## Your assignment
Every line of the data should be output word for word.

Stored data:

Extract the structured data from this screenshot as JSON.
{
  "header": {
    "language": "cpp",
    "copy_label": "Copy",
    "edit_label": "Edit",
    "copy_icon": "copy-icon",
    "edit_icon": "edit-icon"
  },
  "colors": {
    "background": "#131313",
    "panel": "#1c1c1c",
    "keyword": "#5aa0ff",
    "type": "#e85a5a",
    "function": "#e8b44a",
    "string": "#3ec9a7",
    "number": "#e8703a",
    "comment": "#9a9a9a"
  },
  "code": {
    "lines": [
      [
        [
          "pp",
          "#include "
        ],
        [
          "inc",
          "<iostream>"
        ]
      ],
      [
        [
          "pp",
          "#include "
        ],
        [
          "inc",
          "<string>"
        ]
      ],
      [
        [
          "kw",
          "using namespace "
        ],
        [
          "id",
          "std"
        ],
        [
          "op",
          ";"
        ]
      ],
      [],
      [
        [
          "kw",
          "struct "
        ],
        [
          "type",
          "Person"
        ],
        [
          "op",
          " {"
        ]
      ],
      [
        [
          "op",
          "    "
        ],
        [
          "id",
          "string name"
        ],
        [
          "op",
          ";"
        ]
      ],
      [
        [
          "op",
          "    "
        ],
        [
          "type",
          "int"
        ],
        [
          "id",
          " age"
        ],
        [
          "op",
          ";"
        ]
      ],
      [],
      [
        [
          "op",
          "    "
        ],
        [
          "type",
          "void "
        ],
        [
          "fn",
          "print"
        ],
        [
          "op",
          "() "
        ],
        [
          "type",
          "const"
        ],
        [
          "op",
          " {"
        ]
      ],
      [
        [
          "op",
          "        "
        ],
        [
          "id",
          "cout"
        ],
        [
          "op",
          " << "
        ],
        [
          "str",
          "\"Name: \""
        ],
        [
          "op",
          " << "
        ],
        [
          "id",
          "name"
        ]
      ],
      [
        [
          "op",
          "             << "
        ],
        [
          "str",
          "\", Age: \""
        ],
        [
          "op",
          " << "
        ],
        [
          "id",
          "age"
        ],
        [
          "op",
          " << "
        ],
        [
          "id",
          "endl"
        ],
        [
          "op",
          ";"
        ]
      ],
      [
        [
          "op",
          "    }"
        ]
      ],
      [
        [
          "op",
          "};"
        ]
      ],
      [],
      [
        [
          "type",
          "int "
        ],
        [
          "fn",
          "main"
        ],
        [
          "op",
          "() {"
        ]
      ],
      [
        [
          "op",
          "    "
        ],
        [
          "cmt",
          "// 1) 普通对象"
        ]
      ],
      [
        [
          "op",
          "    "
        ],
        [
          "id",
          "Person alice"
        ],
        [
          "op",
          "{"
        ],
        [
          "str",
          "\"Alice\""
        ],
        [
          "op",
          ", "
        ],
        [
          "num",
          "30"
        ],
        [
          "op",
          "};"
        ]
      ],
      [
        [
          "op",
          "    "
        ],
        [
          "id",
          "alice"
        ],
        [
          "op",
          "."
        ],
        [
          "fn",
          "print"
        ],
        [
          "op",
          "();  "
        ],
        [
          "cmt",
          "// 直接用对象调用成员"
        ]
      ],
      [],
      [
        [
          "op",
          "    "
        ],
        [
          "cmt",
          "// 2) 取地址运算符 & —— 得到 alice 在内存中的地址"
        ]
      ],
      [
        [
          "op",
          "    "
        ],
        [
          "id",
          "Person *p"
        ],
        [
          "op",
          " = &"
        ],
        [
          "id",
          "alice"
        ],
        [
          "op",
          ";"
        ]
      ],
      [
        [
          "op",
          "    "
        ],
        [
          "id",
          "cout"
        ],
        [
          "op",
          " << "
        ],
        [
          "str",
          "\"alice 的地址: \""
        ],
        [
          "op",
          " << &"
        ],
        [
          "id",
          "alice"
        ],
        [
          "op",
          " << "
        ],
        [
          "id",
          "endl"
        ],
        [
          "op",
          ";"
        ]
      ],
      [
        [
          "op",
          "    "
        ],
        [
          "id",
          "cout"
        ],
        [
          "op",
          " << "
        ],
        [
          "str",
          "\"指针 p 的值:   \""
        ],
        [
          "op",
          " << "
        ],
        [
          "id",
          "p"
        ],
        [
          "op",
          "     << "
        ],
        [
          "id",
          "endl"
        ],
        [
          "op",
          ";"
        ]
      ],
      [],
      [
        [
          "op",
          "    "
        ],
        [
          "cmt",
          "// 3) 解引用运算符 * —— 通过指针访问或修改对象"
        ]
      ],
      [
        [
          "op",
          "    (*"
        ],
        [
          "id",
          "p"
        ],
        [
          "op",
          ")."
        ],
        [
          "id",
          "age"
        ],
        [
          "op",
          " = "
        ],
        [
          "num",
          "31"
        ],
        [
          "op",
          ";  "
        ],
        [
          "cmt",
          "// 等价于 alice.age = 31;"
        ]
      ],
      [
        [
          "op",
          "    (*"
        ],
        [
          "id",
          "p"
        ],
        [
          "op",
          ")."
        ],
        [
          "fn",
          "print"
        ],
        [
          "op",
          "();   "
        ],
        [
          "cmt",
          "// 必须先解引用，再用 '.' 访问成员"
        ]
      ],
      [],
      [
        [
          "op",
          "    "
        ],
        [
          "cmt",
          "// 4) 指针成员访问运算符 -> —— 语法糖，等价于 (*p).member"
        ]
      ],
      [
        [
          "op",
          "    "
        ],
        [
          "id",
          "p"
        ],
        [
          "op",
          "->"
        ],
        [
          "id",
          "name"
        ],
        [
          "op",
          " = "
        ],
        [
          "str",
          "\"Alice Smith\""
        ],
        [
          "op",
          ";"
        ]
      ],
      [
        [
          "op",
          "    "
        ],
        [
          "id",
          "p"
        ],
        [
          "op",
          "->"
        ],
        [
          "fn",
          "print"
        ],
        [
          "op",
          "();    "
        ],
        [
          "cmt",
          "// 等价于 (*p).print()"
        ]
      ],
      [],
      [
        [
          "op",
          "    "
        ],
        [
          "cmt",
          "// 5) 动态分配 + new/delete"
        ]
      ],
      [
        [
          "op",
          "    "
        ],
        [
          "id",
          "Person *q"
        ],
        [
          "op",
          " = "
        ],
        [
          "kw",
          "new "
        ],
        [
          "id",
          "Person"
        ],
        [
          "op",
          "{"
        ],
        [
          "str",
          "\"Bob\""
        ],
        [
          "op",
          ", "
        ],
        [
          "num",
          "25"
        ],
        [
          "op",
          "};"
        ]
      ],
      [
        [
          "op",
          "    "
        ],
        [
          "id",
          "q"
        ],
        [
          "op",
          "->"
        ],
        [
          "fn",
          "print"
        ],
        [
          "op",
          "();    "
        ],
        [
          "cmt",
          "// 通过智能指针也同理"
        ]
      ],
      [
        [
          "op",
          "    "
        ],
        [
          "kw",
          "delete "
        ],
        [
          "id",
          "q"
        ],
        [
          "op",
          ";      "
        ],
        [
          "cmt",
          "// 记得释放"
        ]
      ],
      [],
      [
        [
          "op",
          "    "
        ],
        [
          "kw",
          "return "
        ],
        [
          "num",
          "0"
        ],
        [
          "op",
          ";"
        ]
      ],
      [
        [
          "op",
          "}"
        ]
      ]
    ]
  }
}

## Result of this task
Extract the structured data from this screenshot as JSON.
{
  "header": {
    "language": "cpp",
    "copy_label": "Copy",
    "edit_label": "Edit",
    "copy_icon": "copy-icon",
    "edit_icon": "edit-icon"
  },
  "colors": {
    "background": "#131313",
    "panel": "#1c1c1c",
    "keyword": "#5aa0ff",
    "type": "#e85a5a",
    "function": "#e8b44a",
    "string": "#3ec9a7",
    "number": "#e8703a",
    "comment": "#9a9a9a"
  },
  "code": {
    "lines": [
      [
        [
          "pp",
          "#include "
        ],
        [
          "inc",
          "<iostream>"
        ]
      ],
      [
        [
          "pp",
          "#include "
        ],
        [
          "inc",
          "<string>"
        ]
      ],
      [
        [
          "kw",
          "using namespace "
        ],
        [
          "id",
          "std"
        ],
        [
          "op",
          ";"
        ]
      ],
      [],
      [
        [
          "kw",
          "struct "
        ],
        [
          "type",
          "Person"
        ],
        [
          "op",
          " {"
        ]
      ],
      [
        [
          "op",
          "    "
        ],
        [
          "id",
          "string name"
        ],
        [
          "op",
          ";"
        ]
      ],
      [
        [
          "op",
          "    "
        ],
        [
          "type",
          "int"
        ],
        [
          "id",
          " age"
        ],
        [
          "op",
          ";"
        ]
      ],
      [],
      [
        [
          "op",
          "    "
        ],
        [
          "type",
          "void "
        ],
        [
          "fn",
          "print"
        ],
        [
          "op",
          "() "
        ],
        [
          "type",
          "const"
        ],
        [
          "op",
          " {"
        ]
      ],
      [
        [
          "op",
          "        "
        ],
        [
          "id",
          "cout"
        ],
        [
          "op",
          " << "
        ],
        [
          "str",
          "\"Name: \""
        ],
        [
          "op",
          " << "
        ],
        [
          "id",
          "name"
        ]
      ],
      [
        [
          "op",
          "             << "
        ],
        [
          "str",
          "\", Age: \""
        ],
        [
          "op",
          " << "
        ],
        [
          "id",
          "age"
        ],
        [
          "op",
          " << "
        ],
        [
          "id",
          "endl"
        ],
        [
          "op",
          ";"
        ]
      ],
      [
        [
          "op",
          "    }"
        ]
      ],
      [
        [
          "op",
          "};"
        ]
      ],
      [],
      [
        [
          "type",
          "int "
        ],
        [
          "fn",
          "main"
        ],
        [
          "op",
          "() {"
        ]
      ],
      [
        [
          "op",
          "    "
        ],
        [
          "cmt",
          "// 1) 普通对象"
        ]
      ],
      [
        [
          "op",
          "    "
        ],
        [
          "id",
          "Person alice"
        ],
        [
          "op",
          "{"
        ],
        [
          "str",
          "\"Alice\""
        ],
        [
          "op",
          ", "
        ],
        [
          "num",
          "30"
        ],
        [
          "op",
          "};"
        ]
      ],
      [
        [
          "op",
          "    "
        ],
        [
          "id",
          "alice"
        ],
        [
          "op",
          "."
        ],
        [
          "fn",
          "print"
        ],
        [
          "op",
          "();  "
        ],
        [
          "cmt",
          "// 直接用对象调用成员"
        ]
      ],
      [],
      [
        [
          "op",
          "    "
        ],
        [
          "cmt",
          "// 2) 取地址运算符 & —— 得到 alice 在内存中的地址"
        ]
      ],
      [
        [
          "op",
          "    "
        ],
        [
          "id",
          "Person *p"
        ],
        [
          "op",
          " = &"
        ],
        [
          "id",
          "alice"
        ],
        [
          "op",
          ";"
        ]
      ],
      [
        [
          "op",
          "    "
        ],
        [
          "id",
          "cout"
        ],
        [
          "op",
          " << "
        ],
        [
          "str",
          "\"alice 的地址: \""
        ],
        [
          "op",
          " << &"
        ],
        [
          "id",
          "alice"
        ],
        [
          "op",
          " << "
        ],
        [
          "id",
          "endl"
        ],
        [
          "op",
          ";"
        ]
      ],
      [
        [
          "op",
          "    "
        ],
        [
          "id",
          "cout"
        ],
        [
          "op",
          " << "
        ],
        [
          "str",
          "\"指针 p 的值:   \""
        ],
        [
          "op",
          " << "
        ],
        [
          "id",
          "p"
        ],
        [
          "op",
          "     << "
        ],
        [
          "id",
          "endl"
        ],
        [
          "op",
          ";"
        ]
      ],
      [],
      [
        [
          "op",
          "    "
        ],
        [
          "cmt",
          "// 3) 解引用运算符 * —— 通过指针访问或修改对象"
        ]
      ],
      [
        [
          "op",
          "    (*"
        ],
        [
          "id",
          "p"
        ],
        [
          "op",
          ")."
        ],
        [
          "id",
          "age"
        ],
        [
          "op",
          " = "
        ],
        [
          "num",
          "31"
        ],
        [
          "op",
          ";  "
        ],
        [
          "cmt",
          "// 等价于 alice.age = 31;"
        ]
      ],
      [
        [
          "op",
          "    (*"
        ],
        [
          "id",
          "p"
        ],
        [
          "op",
          ")."
        ],
        [
          "fn",
          "print"
        ],
        [
          "op",
          "();   "
        ],
        [
          "cmt",
          "// 必须先解引用，再用 '.' 访问成员"
        ]
      ],
      [],
      [
        [
          "op",
          "    "
        ],
        [
          "cmt",
          "// 4) 指针成员访问运算符 -> —— 语法糖，等价于 (*p).member"
        ]
      ],
      [
        [
          "op",
          "    "
        ],
        [
          "id",
          "p"
        ],
        [
          "op",
          "->"
        ],
        [
          "id",
          "name"
        ],
        [
          "op",
          " = "
        ],
        [
          "str",
          "\"Alice Smith\""
        ],
        [
          "op",
          ";"
        ]
      ],
      [
        [
          "op",
          "    "
        ],
        [
          "id",
          "p"
        ],
        [
          "op",
          "->"
        ],
        [
          "fn",
          "print"
        ],
        [
          "op",
          "();    "
        ],
        [
          "cmt",
          "// 等价于 (*p).print()"
        ]
      ],
      [],
      [
        [
          "op",
          "    "
        ],
        [
          "cmt",
          "// 5) 动态分配 + new/delete"
        ]
      ],
      [
        [
          "op",
          "    "
        ],
        [
          "id",
          "Person *q"
        ],
        [
          "op",
          " = "
        ],
        [
          "kw",
          "new "
        ],
        [
          "id",
          "Person"
        ],
        [
          "op",
          "{"
        ],
        [
          "str",
          "\"Bob\""
        ],
        [
          "op",
          ", "
        ],
        [
          "num",
          "25"
        ],
        [
          "op",
          "};"
        ]
      ],
      [
        [
          "op",
          "    "
        ],
        [
          "id",
          "q"
        ],
        [
          "op",
          "->"
        ],
        [
          "fn",
          "print"
        ],
        [
          "op",
          "();    "
        ],
        [
          "cmt",
          "// 通过智能指针也同理"
        ]
      ],
      [
        [
          "op",
          "    "
        ],
        [
          "kw",
          "delete "
        ],
        [
          "id",
          "q"
        ],
        [
          "op",
          ";      "
        ],
        [
          "cmt",
          "// 记得释放"
        ]
      ],
      [],
      [
        [
          "op",
          "    "
        ],
        [
          "kw",
          "return "
        ],
        [
          "num",
          "0"
        ],
        [
          "op",
          ";"
        ]
      ],
      [
        [
          "op",
          "}"
        ]
      ]
    ]
  }
}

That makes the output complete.